- Minimising the loss
- Calculating the gradients
- Updating parameters

The model learns from the loss using a training set. This is normally done by setting a test and a train set. However, if we are using big data this can take a long time, so instead, we use a mini-batch/random subset of training samples – which is efficient and robust.

The above is done using stochastic gradient descent; which shuffles the data numerous times to make sure it’s well sampled.

Dropout – Randomly ignores some neurons, that corresponding connections remain unchanged during this updating

Hyperparameter: is the percentage of neurons that are dropped at a certain layer

Dropout is only applied at the testing stage

**Multilayer Perception**

- An approximation for the non-linear classification decision boundary
- Raw data input only; no need for feature engineering or domain knowledge

**Summary**

The general idea of deep learning

- Limitation of linear classifier
- The role of non-linear activation function in neural networks

Parameter training

- Parameters and Backpropagation

From shallow to deep

- Softmax LR and Multilayer perceptron
- Unsupervised model: Autoencoder
- Techniques – Stochastic gradient descent and dropout

### Relevant network architecture

**Convolutional Neural Network**

- Weight sharing concept
- Convolutional layer and pooling layer
- Application: Digit reconstruction
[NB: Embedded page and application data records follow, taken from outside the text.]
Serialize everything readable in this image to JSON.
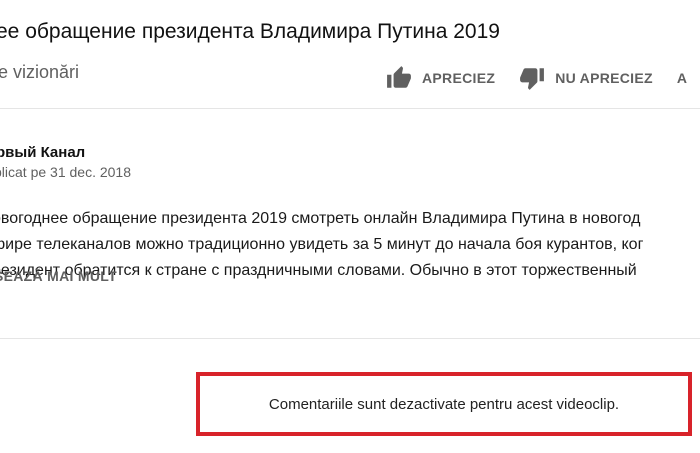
{
  "video": {
    "title": "ee обращение президента Владимира Путина 2019",
    "views": "le vizionări"
  },
  "actions": {
    "like_label": "APRECIEZ",
    "dislike_label": "NU APRECIEZ",
    "more_label": "A"
  },
  "channel": {
    "name": "рвый Канал",
    "published": "blicat pe 31 dec. 2018"
  },
  "description": {
    "lines": [
      "овогоднее обращение президента 2019 смотреть онлайн Владимира Путина в новогод",
      "фире телеканалов можно традиционно увидеть за 5 минут до начала боя курантов, ког",
      "резидент обратится к стране с праздничными словами. Обычно в этот торжественный"
    ],
    "show_more": "ȘEAZĂ MAI MULT"
  },
  "comments": {
    "disabled_message": "Comentariile sunt dezactivate pentru acest videoclip."
  },
  "colors": {
    "highlight_border": "#d8232a",
    "secondary_text": "#606060"
  },
  "icons": [
    "thumbs-up-icon",
    "thumbs-down-icon"
  ]
}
**Recurrent Neural Networks**

- Vanilla recurrent neural network and training
- Long short term memory
- Application: Digit recognition and Sentiment analysis

**Support vector machines**

Linear and Kernel

- There is a trade-off between the margin and the number of mistakes on the training data
- You can use gradient descent to find the optimal parameters E,b for this linear regression

A Linear SVM (classifier)

- Can be either a soft (with slack variables) or hard margin (a special case of a soft margin)

The straightforward way is to project raw features into linearly separable feature space; which is done through deep learning for feature extraction and through feature engineering.

**Decision Tree and Random Forest**

We aim to have the lowest entropy at the leaf nodes

The selection process is based on calculating the entropy of the whole dataset, then splitting the dataset one without a certain node and then calculating the entropy again. Finally selecting the attribute with the largest information

**Decision tree**

- Good interpretability though has a lot of overfitting, low bias and high variance
- Need to balance overfitting with accuracy

Random forests don’t overfit as much as decision trees, though decision trees are easier to interpret.

**Summary**

**Support vector machines**

- Large margin, slack variables
- Primal form, dual form
- Kernel trick,
- Hyperparameters selection through grid search

**Decision tree and Random forest**

- ID3 algorithm: Entropy and information gain
- Overfitting reduction through ensemble
- Random Forest

**K-nearest neighbour classifier**

- Majority voting

**Clustering**

- K-means
- Expectation maximisation (EM)

**Dimensionality Reduction**

- Principle component analysis
- linear discriminant analysis
- We did all about clustering in the last module, so worth going back and having a look through stuff for that